- RECORDS
[Start of Attachment]
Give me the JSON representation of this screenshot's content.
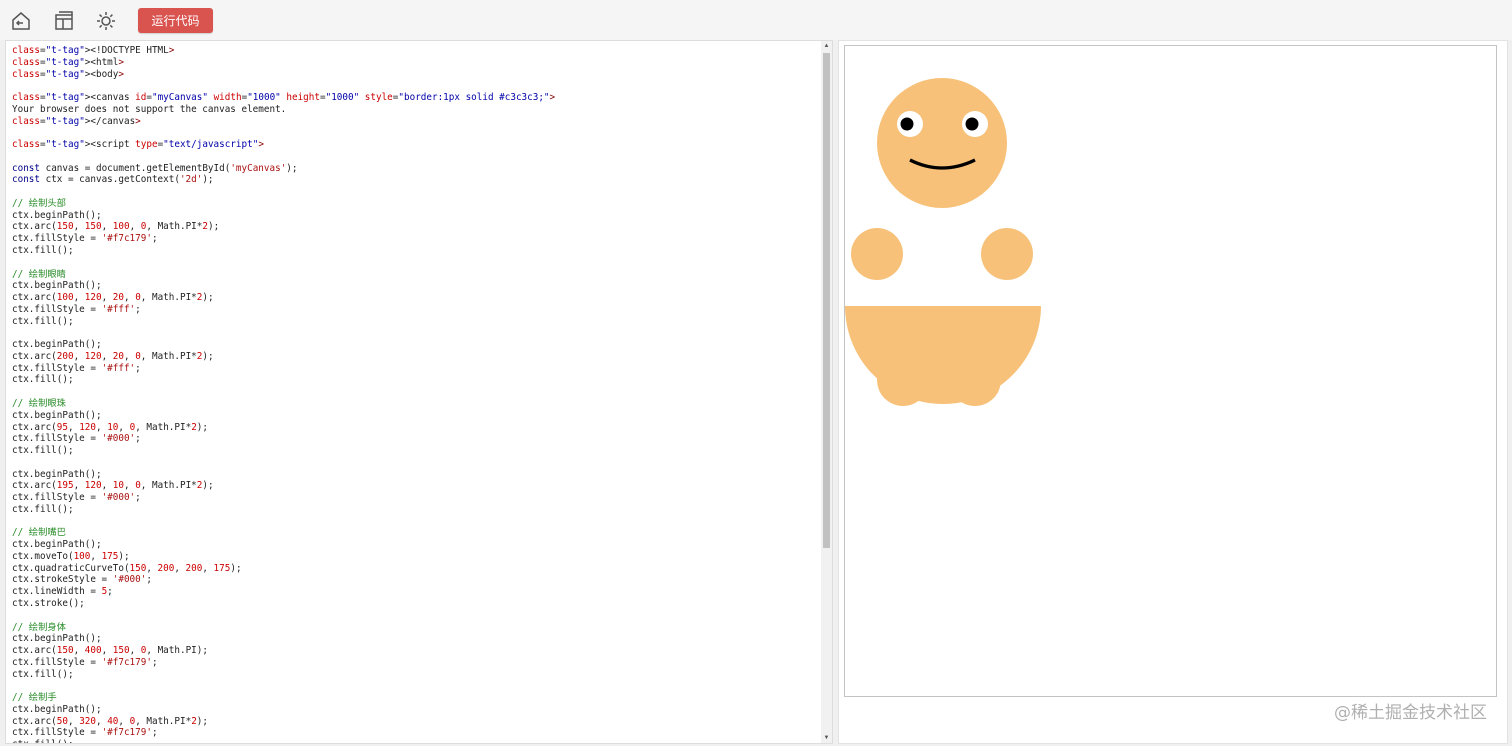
{
  "toolbar": {
    "back_icon": "home-back-icon",
    "layout_icon": "layout-icon",
    "theme_icon": "brightness-icon",
    "run_label": "运行代码",
    "run_color": "#d9534f"
  },
  "editor": {
    "lines": [
      "<!DOCTYPE HTML>",
      "<html>",
      "<body>",
      "",
      "<canvas id=\"myCanvas\" width=\"1000\" height=\"1000\" style=\"border:1px solid #c3c3c3;\">",
      "Your browser does not support the canvas element.",
      "</canvas>",
      "",
      "<script type=\"text/javascript\">",
      "",
      "const canvas = document.getElementById('myCanvas');",
      "const ctx = canvas.getContext('2d');",
      "",
      "// 绘制头部",
      "ctx.beginPath();",
      "ctx.arc(150, 150, 100, 0, Math.PI*2);",
      "ctx.fillStyle = '#f7c179';",
      "ctx.fill();",
      "",
      "// 绘制眼睛",
      "ctx.beginPath();",
      "ctx.arc(100, 120, 20, 0, Math.PI*2);",
      "ctx.fillStyle = '#fff';",
      "ctx.fill();",
      "",
      "ctx.beginPath();",
      "ctx.arc(200, 120, 20, 0, Math.PI*2);",
      "ctx.fillStyle = '#fff';",
      "ctx.fill();",
      "",
      "// 绘制眼珠",
      "ctx.beginPath();",
      "ctx.arc(95, 120, 10, 0, Math.PI*2);",
      "ctx.fillStyle = '#000';",
      "ctx.fill();",
      "",
      "ctx.beginPath();",
      "ctx.arc(195, 120, 10, 0, Math.PI*2);",
      "ctx.fillStyle = '#000';",
      "ctx.fill();",
      "",
      "// 绘制嘴巴",
      "ctx.beginPath();",
      "ctx.moveTo(100, 175);",
      "ctx.quadraticCurveTo(150, 200, 200, 175);",
      "ctx.strokeStyle = '#000';",
      "ctx.lineWidth = 5;",
      "ctx.stroke();",
      "",
      "// 绘制身体",
      "ctx.beginPath();",
      "ctx.arc(150, 400, 150, 0, Math.PI);",
      "ctx.fillStyle = '#f7c179';",
      "ctx.fill();",
      "",
      "// 绘制手",
      "ctx.beginPath();",
      "ctx.arc(50, 320, 40, 0, Math.PI*2);",
      "ctx.fillStyle = '#f7c179';",
      "ctx.fill();"
    ]
  },
  "preview": {
    "skin_color": "#f7c179",
    "eye_color": "#fff",
    "pupil_color": "#000",
    "border_color": "#c3c3c3"
  },
  "watermark": "@稀土掘金技术社区"
}
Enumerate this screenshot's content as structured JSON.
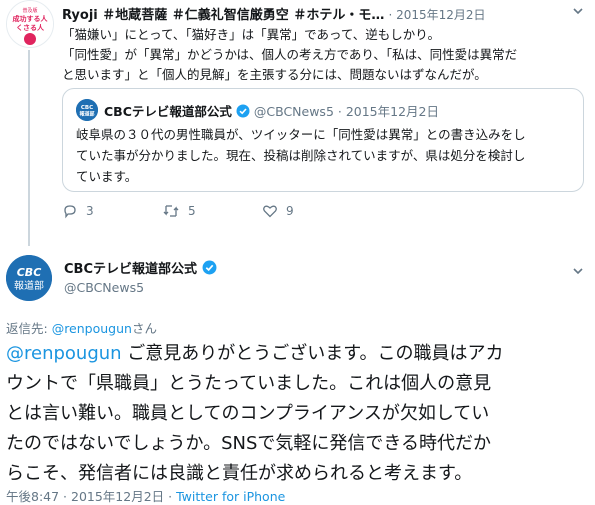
{
  "top_tweet": {
    "avatar_text": [
      "成功する人",
      "くさる人"
    ],
    "display_name": "Ryoji ＃地蔵菩薩 ＃仁義礼智信厳勇空 ＃ホテル・モ…",
    "date": "· 2015年12月2日",
    "text_lines": [
      "「猫嫌い」にとって、「猫好き」は「異常」であって、逆もしかり。",
      "「同性愛」が「異常」かどうかは、個人の考え方であり、「私は、同性愛は異常だ",
      "と思います」と「個人的見解」を主張する分には、問題ないはずなんだが。"
    ],
    "quote": {
      "logo_text": "CBC 報道部",
      "name": "CBCテレビ報道部公式",
      "handle_date": "@CBCNews5 · 2015年12月2日",
      "text_lines": [
        "岐阜県の３０代の男性職員が、ツイッターに「同性愛は異常」との書き込みをし",
        "ていた事が分かりました。現在、投稿は削除されていますが、県は処分を検討し",
        "ています。"
      ]
    },
    "actions": {
      "reply_count": "3",
      "retweet_count": "5",
      "like_count": "9"
    }
  },
  "main_tweet": {
    "avatar_lines": [
      "CBC",
      "報道部"
    ],
    "display_name": "CBCテレビ報道部公式",
    "handle": "@CBCNews5",
    "reply_to_prefix": "返信先: ",
    "reply_to_handle": "@renpougun",
    "reply_to_suffix": "さん",
    "mention": "@renpougun",
    "body_lines": [
      " ご意見ありがとうございます。この職員はアカ",
      "ウントで「県職員」とうたっていました。これは個人の意見",
      "とは言い難い。職員としてのコンプライアンスが欠如してい",
      "たのではないでしょうか。SNSで気軽に発信できる時代だか",
      "らこそ、発信者には良識と責任が求められると考えます。"
    ],
    "timestamp": "午後8:47 · 2015年12月2日 · ",
    "source": "Twitter for iPhone"
  },
  "colors": {
    "link": "#1b95e0",
    "muted": "#657786",
    "brand": "#1f6fb3",
    "verified": "#1da1f2"
  }
}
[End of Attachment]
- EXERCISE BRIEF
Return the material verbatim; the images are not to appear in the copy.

- THE COMPLETED TASK
Give me the JSON representation of this screenshot's content.
{
  "toolbar": {
    "back_icon": "home-back-icon",
    "layout_icon": "layout-icon",
    "theme_icon": "brightness-icon",
    "run_label": "运行代码",
    "run_color": "#d9534f"
  },
  "editor": {
    "lines": [
      "<!DOCTYPE HTML>",
      "<html>",
      "<body>",
      "",
      "<canvas id=\"myCanvas\" width=\"1000\" height=\"1000\" style=\"border:1px solid #c3c3c3;\">",
      "Your browser does not support the canvas element.",
      "</canvas>",
      "",
      "<script type=\"text/javascript\">",
      "",
      "const canvas = document.getElementById('myCanvas');",
      "const ctx = canvas.getContext('2d');",
      "",
      "// 绘制头部",
      "ctx.beginPath();",
      "ctx.arc(150, 150, 100, 0, Math.PI*2);",
      "ctx.fillStyle = '#f7c179';",
      "ctx.fill();",
      "",
      "// 绘制眼睛",
      "ctx.beginPath();",
      "ctx.arc(100, 120, 20, 0, Math.PI*2);",
      "ctx.fillStyle = '#fff';",
      "ctx.fill();",
      "",
      "ctx.beginPath();",
      "ctx.arc(200, 120, 20, 0, Math.PI*2);",
      "ctx.fillStyle = '#fff';",
      "ctx.fill();",
      "",
      "// 绘制眼珠",
      "ctx.beginPath();",
      "ctx.arc(95, 120, 10, 0, Math.PI*2);",
      "ctx.fillStyle = '#000';",
      "ctx.fill();",
      "",
      "ctx.beginPath();",
      "ctx.arc(195, 120, 10, 0, Math.PI*2);",
      "ctx.fillStyle = '#000';",
      "ctx.fill();",
      "",
      "// 绘制嘴巴",
      "ctx.beginPath();",
      "ctx.moveTo(100, 175);",
      "ctx.quadraticCurveTo(150, 200, 200, 175);",
      "ctx.strokeStyle = '#000';",
      "ctx.lineWidth = 5;",
      "ctx.stroke();",
      "",
      "// 绘制身体",
      "ctx.beginPath();",
      "ctx.arc(150, 400, 150, 0, Math.PI);",
      "ctx.fillStyle = '#f7c179';",
      "ctx.fill();",
      "",
      "// 绘制手",
      "ctx.beginPath();",
      "ctx.arc(50, 320, 40, 0, Math.PI*2);",
      "ctx.fillStyle = '#f7c179';",
      "ctx.fill();"
    ]
  },
  "preview": {
    "skin_color": "#f7c179",
    "eye_color": "#fff",
    "pupil_color": "#000",
    "border_color": "#c3c3c3"
  },
  "watermark": "@稀土掘金技术社区"
}
Enumerate this screenshot's content as structured JSON.
{
  "top_tweet": {
    "avatar_text": [
      "成功する人",
      "くさる人"
    ],
    "display_name": "Ryoji ＃地蔵菩薩 ＃仁義礼智信厳勇空 ＃ホテル・モ…",
    "date": "· 2015年12月2日",
    "text_lines": [
      "「猫嫌い」にとって、「猫好き」は「異常」であって、逆もしかり。",
      "「同性愛」が「異常」かどうかは、個人の考え方であり、「私は、同性愛は異常だ",
      "と思います」と「個人的見解」を主張する分には、問題ないはずなんだが。"
    ],
    "quote": {
      "logo_text": "CBC 報道部",
      "name": "CBCテレビ報道部公式",
      "handle_date": "@CBCNews5 · 2015年12月2日",
      "text_lines": [
        "岐阜県の３０代の男性職員が、ツイッターに「同性愛は異常」との書き込みをし",
        "ていた事が分かりました。現在、投稿は削除されていますが、県は処分を検討し",
        "ています。"
      ]
    },
    "actions": {
      "reply_count": "3",
      "retweet_count": "5",
      "like_count": "9"
    }
  },
  "main_tweet": {
    "avatar_lines": [
      "CBC",
      "報道部"
    ],
    "display_name": "CBCテレビ報道部公式",
    "handle": "@CBCNews5",
    "reply_to_prefix": "返信先: ",
    "reply_to_handle": "@renpougun",
    "reply_to_suffix": "さん",
    "mention": "@renpougun",
    "body_lines": [
      " ご意見ありがとうございます。この職員はアカ",
      "ウントで「県職員」とうたっていました。これは個人の意見",
      "とは言い難い。職員としてのコンプライアンスが欠如してい",
      "たのではないでしょうか。SNSで気軽に発信できる時代だか",
      "らこそ、発信者には良識と責任が求められると考えます。"
    ],
    "timestamp": "午後8:47 · 2015年12月2日 · ",
    "source": "Twitter for iPhone"
  },
  "colors": {
    "link": "#1b95e0",
    "muted": "#657786",
    "brand": "#1f6fb3",
    "verified": "#1da1f2"
  }
}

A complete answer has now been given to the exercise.